Directions:
Every entry below is to be copied exactly, with nothing omitted.

[Items from a dataset]
# # #
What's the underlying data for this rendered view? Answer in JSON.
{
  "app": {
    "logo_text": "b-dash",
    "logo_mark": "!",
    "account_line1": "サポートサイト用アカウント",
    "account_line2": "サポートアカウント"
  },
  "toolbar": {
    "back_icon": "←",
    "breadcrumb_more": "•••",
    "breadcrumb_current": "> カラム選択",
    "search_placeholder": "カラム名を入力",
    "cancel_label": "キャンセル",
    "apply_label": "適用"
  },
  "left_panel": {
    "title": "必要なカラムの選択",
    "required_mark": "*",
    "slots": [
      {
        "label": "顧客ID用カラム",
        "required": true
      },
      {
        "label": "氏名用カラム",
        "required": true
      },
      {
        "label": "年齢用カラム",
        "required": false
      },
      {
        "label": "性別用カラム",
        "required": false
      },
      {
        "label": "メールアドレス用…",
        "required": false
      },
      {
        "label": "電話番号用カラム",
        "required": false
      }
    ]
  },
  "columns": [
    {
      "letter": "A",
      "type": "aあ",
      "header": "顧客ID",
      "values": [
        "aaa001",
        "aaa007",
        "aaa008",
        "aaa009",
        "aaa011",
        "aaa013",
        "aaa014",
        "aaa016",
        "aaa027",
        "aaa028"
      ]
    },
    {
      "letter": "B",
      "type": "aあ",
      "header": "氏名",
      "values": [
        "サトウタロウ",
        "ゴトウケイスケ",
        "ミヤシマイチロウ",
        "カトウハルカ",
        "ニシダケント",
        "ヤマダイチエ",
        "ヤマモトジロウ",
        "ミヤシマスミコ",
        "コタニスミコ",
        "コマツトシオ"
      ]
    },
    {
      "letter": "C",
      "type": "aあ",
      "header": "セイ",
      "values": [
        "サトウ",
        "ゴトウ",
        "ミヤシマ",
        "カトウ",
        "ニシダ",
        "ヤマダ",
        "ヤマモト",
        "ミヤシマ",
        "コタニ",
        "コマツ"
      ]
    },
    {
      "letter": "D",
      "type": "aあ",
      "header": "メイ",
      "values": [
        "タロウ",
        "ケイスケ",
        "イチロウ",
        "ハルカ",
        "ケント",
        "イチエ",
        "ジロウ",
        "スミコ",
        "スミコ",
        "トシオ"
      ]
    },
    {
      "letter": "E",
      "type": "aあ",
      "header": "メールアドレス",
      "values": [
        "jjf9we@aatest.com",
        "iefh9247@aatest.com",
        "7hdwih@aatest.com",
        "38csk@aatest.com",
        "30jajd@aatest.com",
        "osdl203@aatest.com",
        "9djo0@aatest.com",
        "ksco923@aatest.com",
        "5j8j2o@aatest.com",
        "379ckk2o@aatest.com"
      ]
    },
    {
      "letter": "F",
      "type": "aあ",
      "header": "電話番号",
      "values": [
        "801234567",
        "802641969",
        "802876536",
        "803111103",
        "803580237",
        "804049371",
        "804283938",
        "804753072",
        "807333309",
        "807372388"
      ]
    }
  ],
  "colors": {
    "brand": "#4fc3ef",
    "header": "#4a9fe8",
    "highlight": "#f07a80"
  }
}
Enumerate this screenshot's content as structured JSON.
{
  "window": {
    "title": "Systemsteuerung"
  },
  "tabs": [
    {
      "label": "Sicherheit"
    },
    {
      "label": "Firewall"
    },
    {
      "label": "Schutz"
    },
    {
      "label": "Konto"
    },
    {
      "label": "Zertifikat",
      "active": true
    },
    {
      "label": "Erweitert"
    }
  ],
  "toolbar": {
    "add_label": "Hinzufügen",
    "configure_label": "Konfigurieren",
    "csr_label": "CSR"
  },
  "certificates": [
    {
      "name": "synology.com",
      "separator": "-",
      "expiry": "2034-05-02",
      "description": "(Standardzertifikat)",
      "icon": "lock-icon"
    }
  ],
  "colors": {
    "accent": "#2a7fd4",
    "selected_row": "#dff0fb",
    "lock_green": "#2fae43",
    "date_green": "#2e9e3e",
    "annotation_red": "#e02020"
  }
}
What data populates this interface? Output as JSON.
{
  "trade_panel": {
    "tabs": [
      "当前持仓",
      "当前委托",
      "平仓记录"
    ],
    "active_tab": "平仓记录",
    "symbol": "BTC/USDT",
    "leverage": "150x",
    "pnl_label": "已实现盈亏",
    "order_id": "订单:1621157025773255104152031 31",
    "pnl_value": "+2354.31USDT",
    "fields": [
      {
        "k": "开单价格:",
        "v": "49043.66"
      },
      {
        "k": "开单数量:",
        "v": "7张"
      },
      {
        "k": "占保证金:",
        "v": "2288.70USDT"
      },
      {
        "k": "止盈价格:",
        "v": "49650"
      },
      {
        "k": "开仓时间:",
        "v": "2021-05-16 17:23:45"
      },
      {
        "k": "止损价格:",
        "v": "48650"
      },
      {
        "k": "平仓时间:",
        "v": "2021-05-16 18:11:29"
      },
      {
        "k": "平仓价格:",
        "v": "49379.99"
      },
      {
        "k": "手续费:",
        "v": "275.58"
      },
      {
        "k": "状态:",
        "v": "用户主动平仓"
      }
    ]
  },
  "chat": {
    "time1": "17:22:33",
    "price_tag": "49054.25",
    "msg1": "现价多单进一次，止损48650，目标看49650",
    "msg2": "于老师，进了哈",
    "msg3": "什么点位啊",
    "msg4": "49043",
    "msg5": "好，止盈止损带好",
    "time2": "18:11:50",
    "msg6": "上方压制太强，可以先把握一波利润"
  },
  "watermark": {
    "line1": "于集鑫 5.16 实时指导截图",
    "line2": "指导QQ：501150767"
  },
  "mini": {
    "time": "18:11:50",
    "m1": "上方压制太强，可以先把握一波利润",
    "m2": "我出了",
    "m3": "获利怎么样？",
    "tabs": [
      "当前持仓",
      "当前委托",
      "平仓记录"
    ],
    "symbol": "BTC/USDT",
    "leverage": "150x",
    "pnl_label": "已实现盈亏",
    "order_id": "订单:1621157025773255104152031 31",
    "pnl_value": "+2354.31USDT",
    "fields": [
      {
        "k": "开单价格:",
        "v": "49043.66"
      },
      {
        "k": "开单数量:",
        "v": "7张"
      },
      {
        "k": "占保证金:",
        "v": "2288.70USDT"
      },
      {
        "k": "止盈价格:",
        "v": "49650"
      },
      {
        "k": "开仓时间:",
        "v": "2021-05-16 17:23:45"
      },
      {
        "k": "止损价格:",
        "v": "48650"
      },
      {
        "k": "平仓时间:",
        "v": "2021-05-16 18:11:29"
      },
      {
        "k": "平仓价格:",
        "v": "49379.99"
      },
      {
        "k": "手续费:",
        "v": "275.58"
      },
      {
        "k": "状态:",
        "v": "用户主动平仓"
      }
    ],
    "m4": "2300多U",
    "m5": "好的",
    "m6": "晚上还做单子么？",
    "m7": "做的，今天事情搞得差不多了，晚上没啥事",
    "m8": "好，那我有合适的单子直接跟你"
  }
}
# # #
Response to the exercise:
What's the underlying data for this rendered view? Answer in JSON.
{
  "app": {
    "logo_text": "b-dash",
    "logo_mark": "!",
    "account_line1": "サポートサイト用アカウント",
    "account_line2": "サポートアカウント"
  },
  "toolbar": {
    "back_icon": "←",
    "breadcrumb_more": "•••",
    "breadcrumb_current": "> カラム選択",
    "search_placeholder": "カラム名を入力",
    "cancel_label": "キャンセル",
    "apply_label": "適用"
  },
  "left_panel": {
    "title": "必要なカラムの選択",
    "required_mark": "*",
    "slots": [
      {
        "label": "顧客ID用カラム",
        "required": true
      },
      {
        "label": "氏名用カラム",
        "required": true
      },
      {
        "label": "年齢用カラム",
        "required": false
      },
      {
        "label": "性別用カラム",
        "required": false
      },
      {
        "label": "メールアドレス用…",
        "required": false
      },
      {
        "label": "電話番号用カラム",
        "required": false
      }
    ]
  },
  "columns": [
    {
      "letter": "A",
      "type": "aあ",
      "header": "顧客ID",
      "values": [
        "aaa001",
        "aaa007",
        "aaa008",
        "aaa009",
        "aaa011",
        "aaa013",
        "aaa014",
        "aaa016",
        "aaa027",
        "aaa028"
      ]
    },
    {
      "letter": "B",
      "type": "aあ",
      "header": "氏名",
      "values": [
        "サトウタロウ",
        "ゴトウケイスケ",
        "ミヤシマイチロウ",
        "カトウハルカ",
        "ニシダケント",
        "ヤマダイチエ",
        "ヤマモトジロウ",
        "ミヤシマスミコ",
        "コタニスミコ",
        "コマツトシオ"
      ]
    },
    {
      "letter": "C",
      "type": "aあ",
      "header": "セイ",
      "values": [
        "サトウ",
        "ゴトウ",
        "ミヤシマ",
        "カトウ",
        "ニシダ",
        "ヤマダ",
        "ヤマモト",
        "ミヤシマ",
        "コタニ",
        "コマツ"
      ]
    },
    {
      "letter": "D",
      "type": "aあ",
      "header": "メイ",
      "values": [
        "タロウ",
        "ケイスケ",
        "イチロウ",
        "ハルカ",
        "ケント",
        "イチエ",
        "ジロウ",
        "スミコ",
        "スミコ",
        "トシオ"
      ]
    },
    {
      "letter": "E",
      "type": "aあ",
      "header": "メールアドレス",
      "values": [
        "jjf9we@aatest.com",
        "iefh9247@aatest.com",
        "7hdwih@aatest.com",
        "38csk@aatest.com",
        "30jajd@aatest.com",
        "osdl203@aatest.com",
        "9djo0@aatest.com",
        "ksco923@aatest.com",
        "5j8j2o@aatest.com",
        "379ckk2o@aatest.com"
      ]
    },
    {
      "letter": "F",
      "type": "aあ",
      "header": "電話番号",
      "values": [
        "801234567",
        "802641969",
        "802876536",
        "803111103",
        "803580237",
        "804049371",
        "804283938",
        "804753072",
        "807333309",
        "807372388"
      ]
    }
  ],
  "colors": {
    "brand": "#4fc3ef",
    "header": "#4a9fe8",
    "highlight": "#f07a80"
  }
}
Enumerate this screenshot's content as structured JSON.
{
  "window": {
    "title": "Systemsteuerung"
  },
  "tabs": [
    {
      "label": "Sicherheit"
    },
    {
      "label": "Firewall"
    },
    {
      "label": "Schutz"
    },
    {
      "label": "Konto"
    },
    {
      "label": "Zertifikat",
      "active": true
    },
    {
      "label": "Erweitert"
    }
  ],
  "toolbar": {
    "add_label": "Hinzufügen",
    "configure_label": "Konfigurieren",
    "csr_label": "CSR"
  },
  "certificates": [
    {
      "name": "synology.com",
      "separator": "-",
      "expiry": "2034-05-02",
      "description": "(Standardzertifikat)",
      "icon": "lock-icon"
    }
  ],
  "colors": {
    "accent": "#2a7fd4",
    "selected_row": "#dff0fb",
    "lock_green": "#2fae43",
    "date_green": "#2e9e3e",
    "annotation_red": "#e02020"
  }
}
What data populates this interface? Output as JSON.
{
  "trade_panel": {
    "tabs": [
      "当前持仓",
      "当前委托",
      "平仓记录"
    ],
    "active_tab": "平仓记录",
    "symbol": "BTC/USDT",
    "leverage": "150x",
    "pnl_label": "已实现盈亏",
    "order_id": "订单:1621157025773255104152031 31",
    "pnl_value": "+2354.31USDT",
    "fields": [
      {
        "k": "开单价格:",
        "v": "49043.66"
      },
      {
        "k": "开单数量:",
        "v": "7张"
      },
      {
        "k": "占保证金:",
        "v": "2288.70USDT"
      },
      {
        "k": "止盈价格:",
        "v": "49650"
      },
      {
        "k": "开仓时间:",
        "v": "2021-05-16 17:23:45"
      },
      {
        "k": "止损价格:",
        "v": "48650"
      },
      {
        "k": "平仓时间:",
        "v": "2021-05-16 18:11:29"
      },
      {
        "k": "平仓价格:",
        "v": "49379.99"
      },
      {
        "k": "手续费:",
        "v": "275.58"
      },
      {
        "k": "状态:",
        "v": "用户主动平仓"
      }
    ]
  },
  "chat": {
    "time1": "17:22:33",
    "price_tag": "49054.25",
    "msg1": "现价多单进一次，止损48650，目标看49650",
    "msg2": "于老师，进了哈",
    "msg3": "什么点位啊",
    "msg4": "49043",
    "msg5": "好，止盈止损带好",
    "time2": "18:11:50",
    "msg6": "上方压制太强，可以先把握一波利润"
  },
  "watermark": {
    "line1": "于集鑫 5.16 实时指导截图",
    "line2": "指导QQ：501150767"
  },
  "mini": {
    "time": "18:11:50",
    "m1": "上方压制太强，可以先把握一波利润",
    "m2": "我出了",
    "m3": "获利怎么样？",
    "tabs": [
      "当前持仓",
      "当前委托",
      "平仓记录"
    ],
    "symbol": "BTC/USDT",
    "leverage": "150x",
    "pnl_label": "已实现盈亏",
    "order_id": "订单:1621157025773255104152031 31",
    "pnl_value": "+2354.31USDT",
    "fields": [
      {
        "k": "开单价格:",
        "v": "49043.66"
      },
      {
        "k": "开单数量:",
        "v": "7张"
      },
      {
        "k": "占保证金:",
        "v": "2288.70USDT"
      },
      {
        "k": "止盈价格:",
        "v": "49650"
      },
      {
        "k": "开仓时间:",
        "v": "2021-05-16 17:23:45"
      },
      {
        "k": "止损价格:",
        "v": "48650"
      },
      {
        "k": "平仓时间:",
        "v": "2021-05-16 18:11:29"
      },
      {
        "k": "平仓价格:",
        "v": "49379.99"
      },
      {
        "k": "手续费:",
        "v": "275.58"
      },
      {
        "k": "状态:",
        "v": "用户主动平仓"
      }
    ],
    "m4": "2300多U",
    "m5": "好的",
    "m6": "晚上还做单子么？",
    "m7": "做的，今天事情搞得差不多了，晚上没啥事",
    "m8": "好，那我有合适的单子直接跟你"
  }
}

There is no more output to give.